String theory is hoped to provide a theory of all fundamental physics encompassing both quantum mechanics and general relativity. String theories naturally live in a large number of dimensions and so to make contact with the real world it is necessary to ``compactify'' the extra dimensions on some small compact space. Understanding the physics of the real world then becomes a problem very closely tied to understanding the geometry of the space on which one has compactified. In particular, when one restricts one's attention to ``supersymmetric'' physics the subject of algebraic geometry becomes particularly important.
Of current interest is the notion of ``duality''. Here one obtains the same physics by compactifying two different string theories in two different ways. Now one may use our limited understanding of one picture to fill in the gaps in our limited knowledge of the second picture. This appears to be an extremely powerful method of understanding a great deal of string theory.
Both mathematics and physics appear to benefit greatly from duality. In mathematics one finds hitherto unexpected connections between the geometry of different spaces. ``Mirror symmetry'' was an example of this but many more remain to be explored.

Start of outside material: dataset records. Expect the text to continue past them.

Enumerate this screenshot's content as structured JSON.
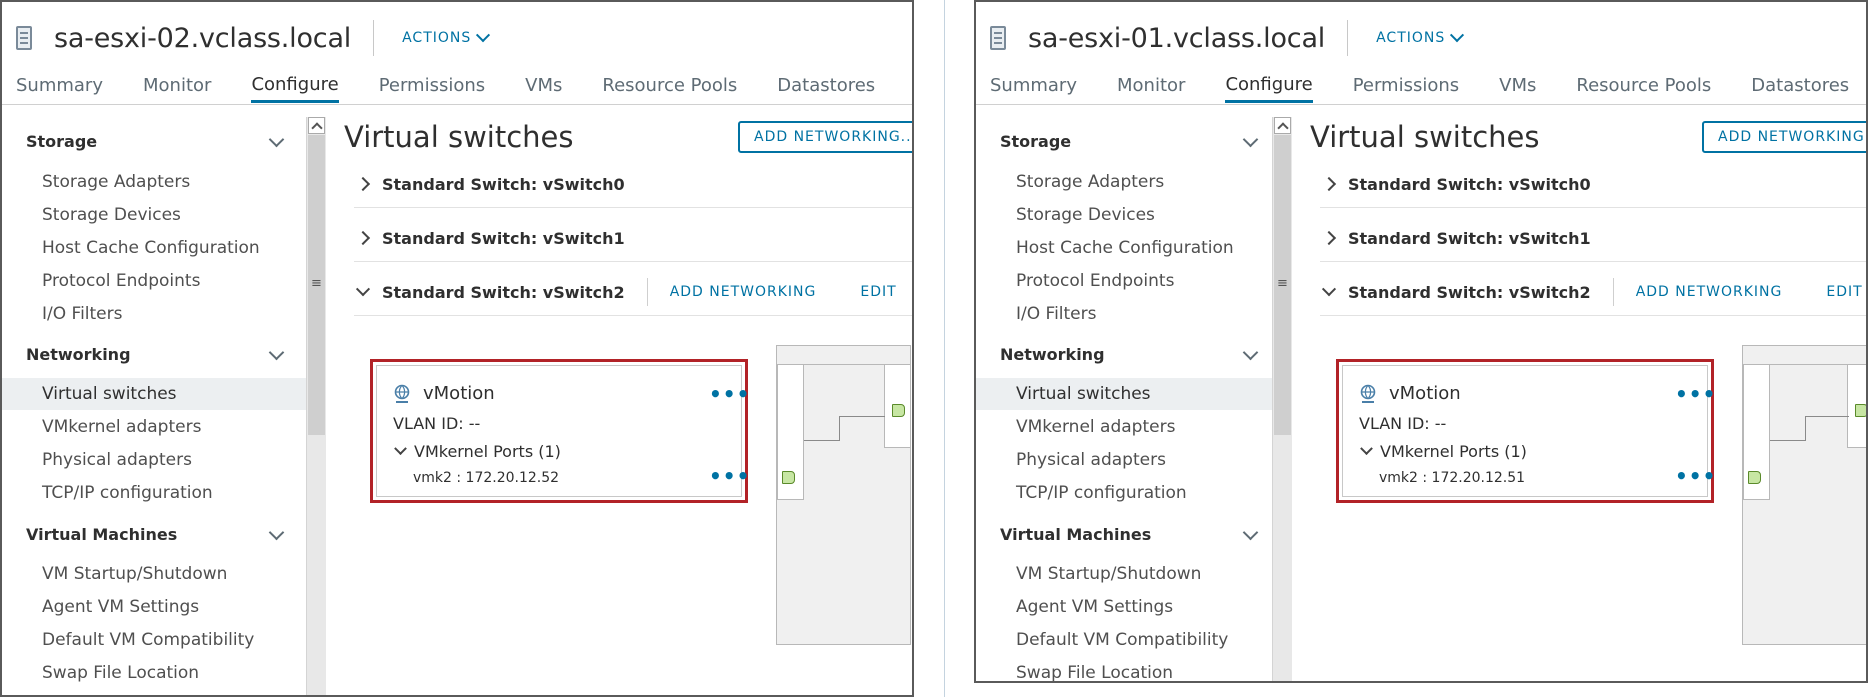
{
  "left": {
    "host_name": "sa-esxi-02.vclass.local",
    "actions_label": "ACTIONS",
    "tabs": [
      "Summary",
      "Monitor",
      "Configure",
      "Permissions",
      "VMs",
      "Resource Pools",
      "Datastores"
    ],
    "active_tab": "Configure",
    "sidebar": {
      "storage_head": "Storage",
      "storage_items": [
        "Storage Adapters",
        "Storage Devices",
        "Host Cache Configuration",
        "Protocol Endpoints",
        "I/O Filters"
      ],
      "networking_head": "Networking",
      "networking_items": [
        "Virtual switches",
        "VMkernel adapters",
        "Physical adapters",
        "TCP/IP configuration"
      ],
      "vm_head": "Virtual Machines",
      "vm_items": [
        "VM Startup/Shutdown",
        "Agent VM Settings",
        "Default VM Compatibility",
        "Swap File Location"
      ]
    },
    "content_title": "Virtual switches",
    "add_networking_btn": "ADD NETWORKING...",
    "switches": [
      "Standard Switch: vSwitch0",
      "Standard Switch: vSwitch1",
      "Standard Switch: vSwitch2"
    ],
    "add_networking_link": "ADD NETWORKING",
    "edit_link": "EDIT",
    "portgroup": {
      "name": "vMotion",
      "vlan": "VLAN ID: --",
      "ports": "VMkernel Ports (1)",
      "vmk": "vmk2 : 172.20.12.52",
      "more": "•••"
    }
  },
  "right": {
    "host_name": "sa-esxi-01.vclass.local",
    "actions_label": "ACTIONS",
    "tabs": [
      "Summary",
      "Monitor",
      "Configure",
      "Permissions",
      "VMs",
      "Resource Pools",
      "Datastores"
    ],
    "active_tab": "Configure",
    "sidebar": {
      "storage_head": "Storage",
      "storage_items": [
        "Storage Adapters",
        "Storage Devices",
        "Host Cache Configuration",
        "Protocol Endpoints",
        "I/O Filters"
      ],
      "networking_head": "Networking",
      "networking_items": [
        "Virtual switches",
        "VMkernel adapters",
        "Physical adapters",
        "TCP/IP configuration"
      ],
      "vm_head": "Virtual Machines",
      "vm_items": [
        "VM Startup/Shutdown",
        "Agent VM Settings",
        "Default VM Compatibility",
        "Swap File Location"
      ]
    },
    "content_title": "Virtual switches",
    "add_networking_btn": "ADD NETWORKING...",
    "switches": [
      "Standard Switch: vSwitch0",
      "Standard Switch: vSwitch1",
      "Standard Switch: vSwitch2"
    ],
    "add_networking_link": "ADD NETWORKING",
    "edit_link": "EDIT",
    "portgroup": {
      "name": "vMotion",
      "vlan": "VLAN ID: --",
      "ports": "VMkernel Ports (1)",
      "vmk": "vmk2 : 172.20.12.51",
      "more": "•••"
    }
  },
  "colors": {
    "accent": "#0072a3",
    "highlight_box": "#b22227",
    "port_green": "#c7e6a3"
  }
}
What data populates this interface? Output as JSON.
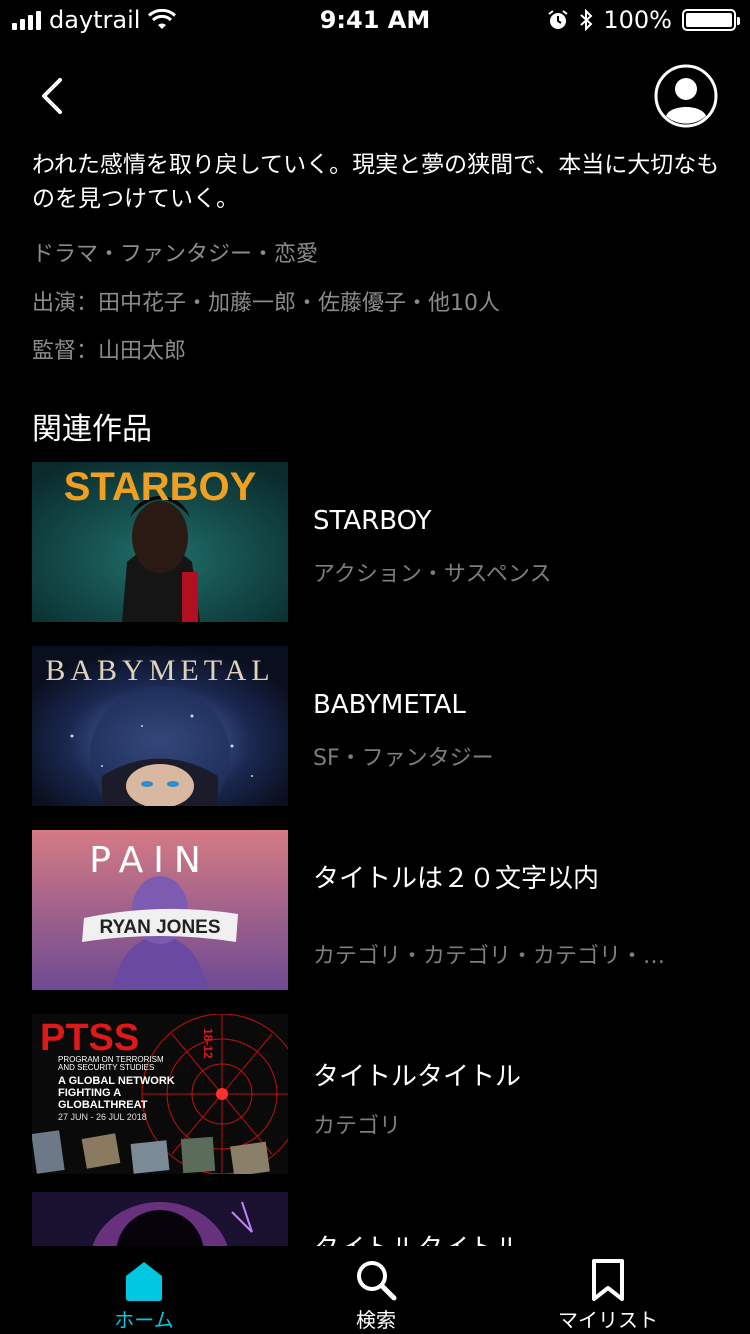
{
  "status_bar": {
    "carrier": "daytrail",
    "time": "9:41 AM",
    "battery": "100%"
  },
  "description": {
    "text": "われた感情を取り戻していく。現実と夢の狭間で、本当に大切なものを見つけていく。",
    "genres": "ドラマ・ファンタジー・恋愛",
    "cast": "出演：田中花子・加藤一郎・佐藤優子・他10人",
    "director": "監督：山田太郎"
  },
  "related": {
    "title": "関連作品",
    "items": [
      {
        "title": "STARBOY",
        "category": "アクション・サスペンス",
        "poster_text": "STARBOY"
      },
      {
        "title": "BABYMETAL",
        "category": "SF・ファンタジー",
        "poster_text": "BABYMETAL"
      },
      {
        "title": "タイトルは２０文字以内",
        "category": "カテゴリ・カテゴリ・カテゴリ・…",
        "poster_text": "PAIN",
        "poster_sub": "RYAN JONES"
      },
      {
        "title": "タイトルタイトル",
        "category": "カテゴリ",
        "poster_text": "PTSS",
        "poster_year": "18-12",
        "poster_lines": [
          "PROGRAM ON TERRORISM",
          "AND SECURITY STUDIES",
          "A GLOBAL NETWORK",
          "FIGHTING A",
          "GLOBALTHREAT",
          "27 JUN - 26 JUL 2018"
        ]
      },
      {
        "title": "タイトルタイトル",
        "category": ""
      }
    ]
  },
  "tabs": [
    {
      "label": "ホーム",
      "icon": "home-icon",
      "active": true
    },
    {
      "label": "検索",
      "icon": "search-icon",
      "active": false
    },
    {
      "label": "マイリスト",
      "icon": "bookmark-icon",
      "active": false
    }
  ],
  "colors": {
    "accent": "#00c8e0",
    "background": "#000000",
    "secondary_text": "#8b8b8b"
  }
}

On the physics side one hopes to obtain a better understanding of nonperturbative aspects of the way string theory describes the real world.